-------- Exercise data

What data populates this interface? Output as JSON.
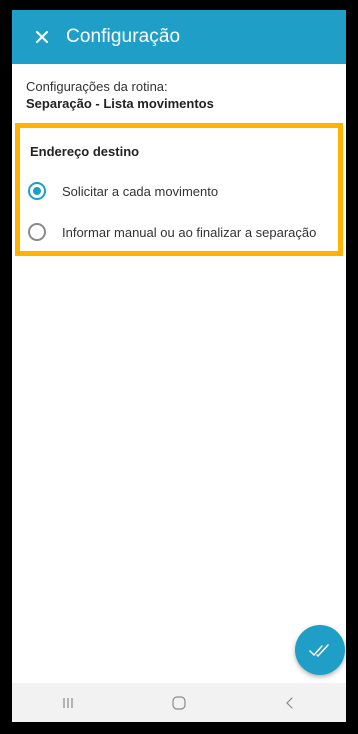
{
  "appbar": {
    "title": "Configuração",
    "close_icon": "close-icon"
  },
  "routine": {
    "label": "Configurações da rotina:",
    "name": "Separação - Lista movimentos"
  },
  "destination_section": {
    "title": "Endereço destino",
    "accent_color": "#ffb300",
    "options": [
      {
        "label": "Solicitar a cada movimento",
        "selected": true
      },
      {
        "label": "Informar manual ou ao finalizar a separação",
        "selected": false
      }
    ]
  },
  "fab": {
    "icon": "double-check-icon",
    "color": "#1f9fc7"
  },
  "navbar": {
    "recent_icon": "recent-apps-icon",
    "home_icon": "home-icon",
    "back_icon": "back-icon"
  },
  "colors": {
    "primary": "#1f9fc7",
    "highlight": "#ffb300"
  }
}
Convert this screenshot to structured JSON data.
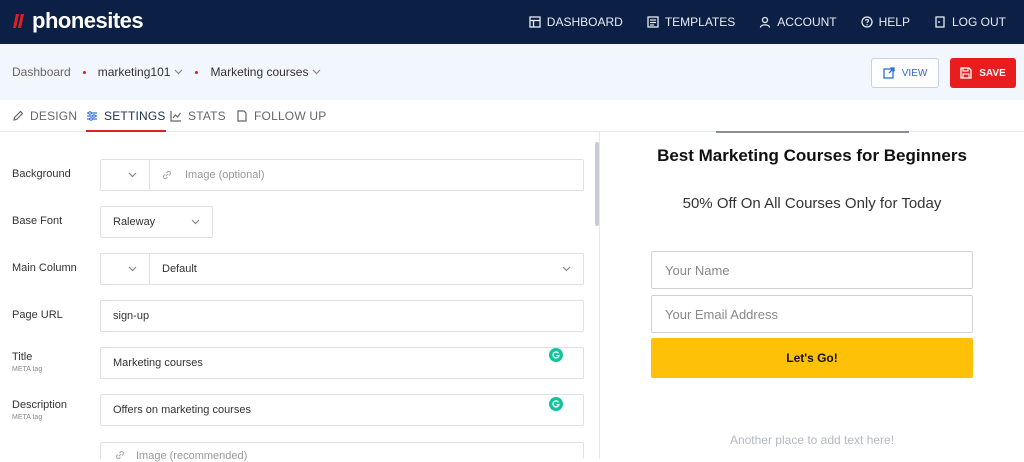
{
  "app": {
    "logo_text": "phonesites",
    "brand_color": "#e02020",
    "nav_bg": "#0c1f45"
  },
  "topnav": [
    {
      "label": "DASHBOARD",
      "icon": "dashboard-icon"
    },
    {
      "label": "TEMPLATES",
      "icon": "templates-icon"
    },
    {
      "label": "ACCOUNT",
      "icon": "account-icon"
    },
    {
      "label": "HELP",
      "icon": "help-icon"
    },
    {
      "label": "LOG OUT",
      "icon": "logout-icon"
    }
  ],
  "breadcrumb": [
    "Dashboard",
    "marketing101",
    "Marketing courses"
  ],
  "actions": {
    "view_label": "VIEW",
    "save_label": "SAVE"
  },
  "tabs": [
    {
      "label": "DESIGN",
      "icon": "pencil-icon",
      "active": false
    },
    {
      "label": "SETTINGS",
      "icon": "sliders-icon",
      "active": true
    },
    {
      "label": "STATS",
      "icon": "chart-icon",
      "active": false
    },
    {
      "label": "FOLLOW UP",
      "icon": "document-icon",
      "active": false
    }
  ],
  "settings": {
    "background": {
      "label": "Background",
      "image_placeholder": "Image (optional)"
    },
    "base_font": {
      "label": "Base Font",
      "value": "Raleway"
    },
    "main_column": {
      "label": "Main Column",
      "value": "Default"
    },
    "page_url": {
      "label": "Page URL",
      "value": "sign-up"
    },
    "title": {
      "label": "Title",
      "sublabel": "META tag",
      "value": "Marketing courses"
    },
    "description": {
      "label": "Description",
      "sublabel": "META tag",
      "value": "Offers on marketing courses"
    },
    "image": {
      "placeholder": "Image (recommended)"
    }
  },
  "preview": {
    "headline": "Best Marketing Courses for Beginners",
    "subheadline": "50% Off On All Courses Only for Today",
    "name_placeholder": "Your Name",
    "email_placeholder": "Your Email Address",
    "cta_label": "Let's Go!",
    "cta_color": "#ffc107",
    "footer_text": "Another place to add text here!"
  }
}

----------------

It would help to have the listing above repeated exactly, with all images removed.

What data populates this interface? Output as JSON.
{
  "appbar": {
    "title": "Configuração",
    "close_icon": "close-icon"
  },
  "routine": {
    "label": "Configurações da rotina:",
    "name": "Separação - Lista movimentos"
  },
  "destination_section": {
    "title": "Endereço destino",
    "accent_color": "#ffb300",
    "options": [
      {
        "label": "Solicitar a cada movimento",
        "selected": true
      },
      {
        "label": "Informar manual ou ao finalizar a separação",
        "selected": false
      }
    ]
  },
  "fab": {
    "icon": "double-check-icon",
    "color": "#1f9fc7"
  },
  "navbar": {
    "recent_icon": "recent-apps-icon",
    "home_icon": "home-icon",
    "back_icon": "back-icon"
  },
  "colors": {
    "primary": "#1f9fc7",
    "highlight": "#ffb300"
  }
}
Convert this screenshot to structured JSON data.
{
  "app": {
    "logo_text": "phonesites",
    "brand_color": "#e02020",
    "nav_bg": "#0c1f45"
  },
  "topnav": [
    {
      "label": "DASHBOARD",
      "icon": "dashboard-icon"
    },
    {
      "label": "TEMPLATES",
      "icon": "templates-icon"
    },
    {
      "label": "ACCOUNT",
      "icon": "account-icon"
    },
    {
      "label": "HELP",
      "icon": "help-icon"
    },
    {
      "label": "LOG OUT",
      "icon": "logout-icon"
    }
  ],
  "breadcrumb": [
    "Dashboard",
    "marketing101",
    "Marketing courses"
  ],
  "actions": {
    "view_label": "VIEW",
    "save_label": "SAVE"
  },
  "tabs": [
    {
      "label": "DESIGN",
      "icon": "pencil-icon",
      "active": false
    },
    {
      "label": "SETTINGS",
      "icon": "sliders-icon",
      "active": true
    },
    {
      "label": "STATS",
      "icon": "chart-icon",
      "active": false
    },
    {
      "label": "FOLLOW UP",
      "icon": "document-icon",
      "active": false
    }
  ],
  "settings": {
    "background": {
      "label": "Background",
      "image_placeholder": "Image (optional)"
    },
    "base_font": {
      "label": "Base Font",
      "value": "Raleway"
    },
    "main_column": {
      "label": "Main Column",
      "value": "Default"
    },
    "page_url": {
      "label": "Page URL",
      "value": "sign-up"
    },
    "title": {
      "label": "Title",
      "sublabel": "META tag",
      "value": "Marketing courses"
    },
    "description": {
      "label": "Description",
      "sublabel": "META tag",
      "value": "Offers on marketing courses"
    },
    "image": {
      "placeholder": "Image (recommended)"
    }
  },
  "preview": {
    "headline": "Best Marketing Courses for Beginners",
    "subheadline": "50% Off On All Courses Only for Today",
    "name_placeholder": "Your Name",
    "email_placeholder": "Your Email Address",
    "cta_label": "Let's Go!",
    "cta_color": "#ffc107",
    "footer_text": "Another place to add text here!"
  }
}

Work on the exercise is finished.